[Stored items]
Start of Block
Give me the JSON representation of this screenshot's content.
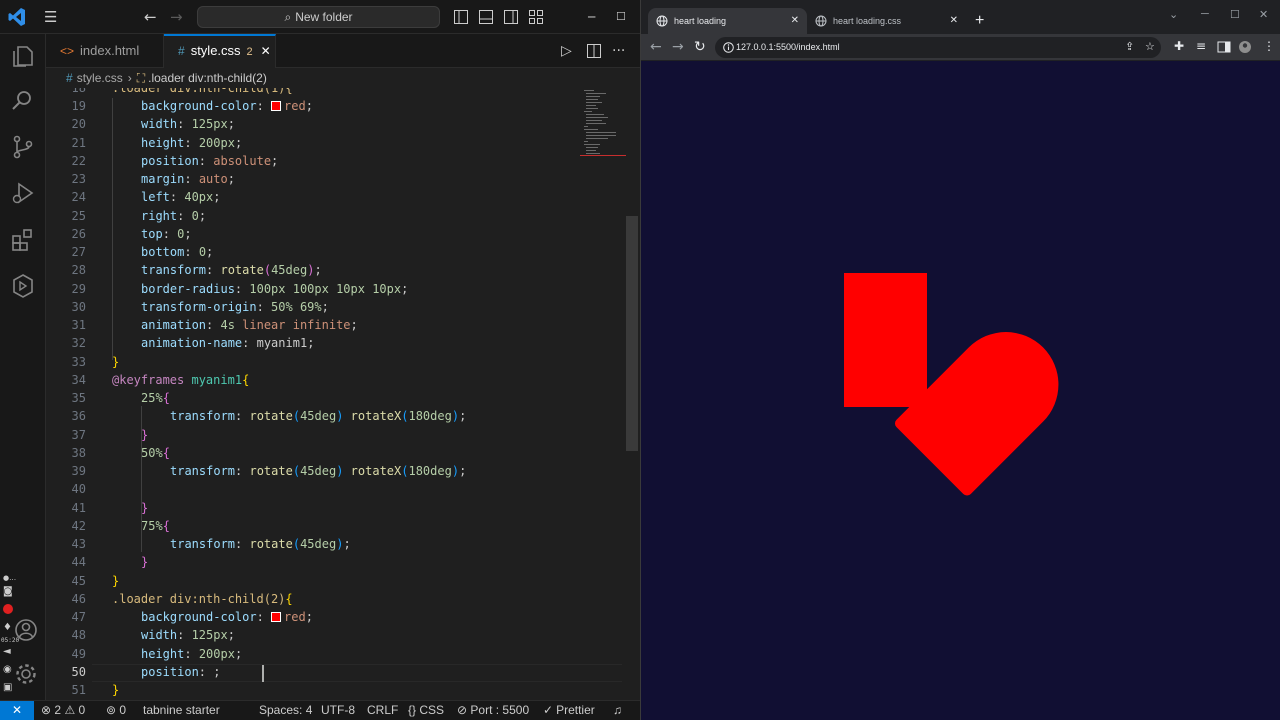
{
  "vscode": {
    "search_label": "New folder",
    "tabs": [
      {
        "label": "index.html",
        "icon": "html-file-icon"
      },
      {
        "label": "style.css",
        "icon": "css-file-icon",
        "badge": "2"
      }
    ],
    "breadcrumb": [
      "style.css",
      ".loader div:nth-child(2)"
    ],
    "partial_top_line": ".loader div:nth-child(1){",
    "lines": [
      {
        "n": "19",
        "indent": 4,
        "tokens": [
          [
            "k-prop",
            "background-color"
          ],
          [
            "",
            "",
            ""
          ],
          [
            "",
            ": "
          ],
          [
            "swatch",
            ""
          ],
          [
            "k-val",
            "red"
          ],
          [
            "",
            ";"
          ]
        ]
      },
      {
        "n": "20",
        "indent": 4,
        "tokens": [
          [
            "k-prop",
            "width"
          ],
          [
            "",
            ": "
          ],
          [
            "k-num",
            "125px"
          ],
          [
            "",
            ";"
          ]
        ]
      },
      {
        "n": "21",
        "indent": 4,
        "tokens": [
          [
            "k-prop",
            "height"
          ],
          [
            "",
            ": "
          ],
          [
            "k-num",
            "200px"
          ],
          [
            "",
            ";"
          ]
        ]
      },
      {
        "n": "22",
        "indent": 4,
        "tokens": [
          [
            "k-prop",
            "position"
          ],
          [
            "",
            ": "
          ],
          [
            "k-val",
            "absolute"
          ],
          [
            "",
            ";"
          ]
        ]
      },
      {
        "n": "23",
        "indent": 4,
        "tokens": [
          [
            "k-prop",
            "margin"
          ],
          [
            "",
            ": "
          ],
          [
            "k-val",
            "auto"
          ],
          [
            "",
            ";"
          ]
        ]
      },
      {
        "n": "24",
        "indent": 4,
        "tokens": [
          [
            "k-prop",
            "left"
          ],
          [
            "",
            ": "
          ],
          [
            "k-num",
            "40px"
          ],
          [
            "",
            ";"
          ]
        ]
      },
      {
        "n": "25",
        "indent": 4,
        "tokens": [
          [
            "k-prop",
            "right"
          ],
          [
            "",
            ": "
          ],
          [
            "k-num",
            "0"
          ],
          [
            "",
            ";"
          ]
        ]
      },
      {
        "n": "26",
        "indent": 4,
        "tokens": [
          [
            "k-prop",
            "top"
          ],
          [
            "",
            ": "
          ],
          [
            "k-num",
            "0"
          ],
          [
            "",
            ";"
          ]
        ]
      },
      {
        "n": "27",
        "indent": 4,
        "tokens": [
          [
            "k-prop",
            "bottom"
          ],
          [
            "",
            ": "
          ],
          [
            "k-num",
            "0"
          ],
          [
            "",
            ";"
          ]
        ]
      },
      {
        "n": "28",
        "indent": 4,
        "tokens": [
          [
            "k-prop",
            "transform"
          ],
          [
            "",
            ": "
          ],
          [
            "k-fn",
            "rotate"
          ],
          [
            "k-b2",
            "("
          ],
          [
            "k-num",
            "45deg"
          ],
          [
            "k-b2",
            ")"
          ],
          [
            "",
            ";"
          ]
        ]
      },
      {
        "n": "29",
        "indent": 4,
        "tokens": [
          [
            "k-prop",
            "border-radius"
          ],
          [
            "",
            ": "
          ],
          [
            "k-num",
            "100px 100px 10px 10px"
          ],
          [
            "",
            ";"
          ]
        ]
      },
      {
        "n": "30",
        "indent": 4,
        "tokens": [
          [
            "k-prop",
            "transform-origin"
          ],
          [
            "",
            ": "
          ],
          [
            "k-num",
            "50% 69%"
          ],
          [
            "",
            ";"
          ]
        ]
      },
      {
        "n": "31",
        "indent": 4,
        "tokens": [
          [
            "k-prop",
            "animation"
          ],
          [
            "",
            ": "
          ],
          [
            "k-num",
            "4s"
          ],
          [
            "k-val",
            " linear infinite"
          ],
          [
            "",
            ";"
          ]
        ]
      },
      {
        "n": "32",
        "indent": 4,
        "tokens": [
          [
            "k-prop",
            "animation-name"
          ],
          [
            "",
            ": "
          ],
          [
            "",
            "myanim1"
          ],
          [
            "",
            ";"
          ]
        ]
      },
      {
        "n": "33",
        "indent": 0,
        "tokens": [
          [
            "k-b1",
            "}"
          ]
        ]
      },
      {
        "n": "34",
        "indent": 0,
        "tokens": [
          [
            "k-at",
            "@keyframes"
          ],
          [
            "",
            " "
          ],
          [
            "k-anim",
            "myanim1"
          ],
          [
            "k-b1",
            "{"
          ]
        ]
      },
      {
        "n": "35",
        "indent": 4,
        "tokens": [
          [
            "k-num",
            "25%"
          ],
          [
            "k-b2",
            "{"
          ]
        ]
      },
      {
        "n": "36",
        "indent": 8,
        "tokens": [
          [
            "k-prop",
            "transform"
          ],
          [
            "",
            ": "
          ],
          [
            "k-fn",
            "rotate"
          ],
          [
            "k-b3",
            "("
          ],
          [
            "k-num",
            "45deg"
          ],
          [
            "k-b3",
            ")"
          ],
          [
            "",
            " "
          ],
          [
            "k-fn",
            "rotateX"
          ],
          [
            "k-b3",
            "("
          ],
          [
            "k-num",
            "180deg"
          ],
          [
            "k-b3",
            ")"
          ],
          [
            "",
            ";"
          ]
        ]
      },
      {
        "n": "37",
        "indent": 4,
        "tokens": [
          [
            "k-b2",
            "}"
          ]
        ]
      },
      {
        "n": "38",
        "indent": 4,
        "tokens": [
          [
            "k-num",
            "50%"
          ],
          [
            "k-b2",
            "{"
          ]
        ]
      },
      {
        "n": "39",
        "indent": 8,
        "tokens": [
          [
            "k-prop",
            "transform"
          ],
          [
            "",
            ": "
          ],
          [
            "k-fn",
            "rotate"
          ],
          [
            "k-b3",
            "("
          ],
          [
            "k-num",
            "45deg"
          ],
          [
            "k-b3",
            ")"
          ],
          [
            "",
            " "
          ],
          [
            "k-fn",
            "rotateX"
          ],
          [
            "k-b3",
            "("
          ],
          [
            "k-num",
            "180deg"
          ],
          [
            "k-b3",
            ")"
          ],
          [
            "",
            ";"
          ]
        ]
      },
      {
        "n": "40",
        "indent": 0,
        "tokens": []
      },
      {
        "n": "41",
        "indent": 4,
        "tokens": [
          [
            "k-b2",
            "}"
          ]
        ]
      },
      {
        "n": "42",
        "indent": 4,
        "tokens": [
          [
            "k-num",
            "75%"
          ],
          [
            "k-b2",
            "{"
          ]
        ]
      },
      {
        "n": "43",
        "indent": 8,
        "tokens": [
          [
            "k-prop",
            "transform"
          ],
          [
            "",
            ": "
          ],
          [
            "k-fn",
            "rotate"
          ],
          [
            "k-b3",
            "("
          ],
          [
            "k-num",
            "45deg"
          ],
          [
            "k-b3",
            ")"
          ],
          [
            "",
            ";"
          ]
        ]
      },
      {
        "n": "44",
        "indent": 4,
        "tokens": [
          [
            "k-b2",
            "}"
          ]
        ]
      },
      {
        "n": "45",
        "indent": 0,
        "tokens": [
          [
            "k-b1",
            "}"
          ]
        ]
      },
      {
        "n": "46",
        "indent": 0,
        "tokens": [
          [
            "k-sel",
            ".loader div:nth-child(2)"
          ],
          [
            "k-b1",
            "{"
          ]
        ]
      },
      {
        "n": "47",
        "indent": 4,
        "tokens": [
          [
            "k-prop",
            "background-color"
          ],
          [
            "",
            ": "
          ],
          [
            "swatch",
            ""
          ],
          [
            "k-val",
            "red"
          ],
          [
            "",
            ";"
          ]
        ]
      },
      {
        "n": "48",
        "indent": 4,
        "tokens": [
          [
            "k-prop",
            "width"
          ],
          [
            "",
            ": "
          ],
          [
            "k-num",
            "125px"
          ],
          [
            "",
            ";"
          ]
        ]
      },
      {
        "n": "49",
        "indent": 4,
        "tokens": [
          [
            "k-prop",
            "height"
          ],
          [
            "",
            ": "
          ],
          [
            "k-num",
            "200px"
          ],
          [
            "",
            ";"
          ]
        ]
      },
      {
        "n": "50",
        "indent": 4,
        "tokens": [
          [
            "k-prop",
            "position"
          ],
          [
            "",
            ": "
          ],
          [
            "",
            ";"
          ]
        ]
      },
      {
        "n": "51",
        "indent": 0,
        "tokens": [
          [
            "k-b1",
            "}"
          ]
        ]
      }
    ],
    "current_line": "50",
    "status": {
      "errors": "2",
      "warnings": "0",
      "ports_forwarded": "0",
      "tabnine": "tabnine starter",
      "spaces": "Spaces: 4",
      "encoding": "UTF-8",
      "eol": "CRLF",
      "language": "CSS",
      "port": "Port : 5500",
      "prettier": "Prettier"
    },
    "overlay_clock": "05:20"
  },
  "browser": {
    "tabs": [
      {
        "label": "heart loading"
      },
      {
        "label": "heart loading.css"
      }
    ],
    "url": "127.0.0.1:5500/index.html",
    "page_background": "#110f33",
    "shape_color": "#ff0000"
  }
}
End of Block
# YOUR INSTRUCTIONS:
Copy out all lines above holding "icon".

# RESULT OF THE TASK:
        "icon": "html-file-icon"
        "icon": "css-file-icon",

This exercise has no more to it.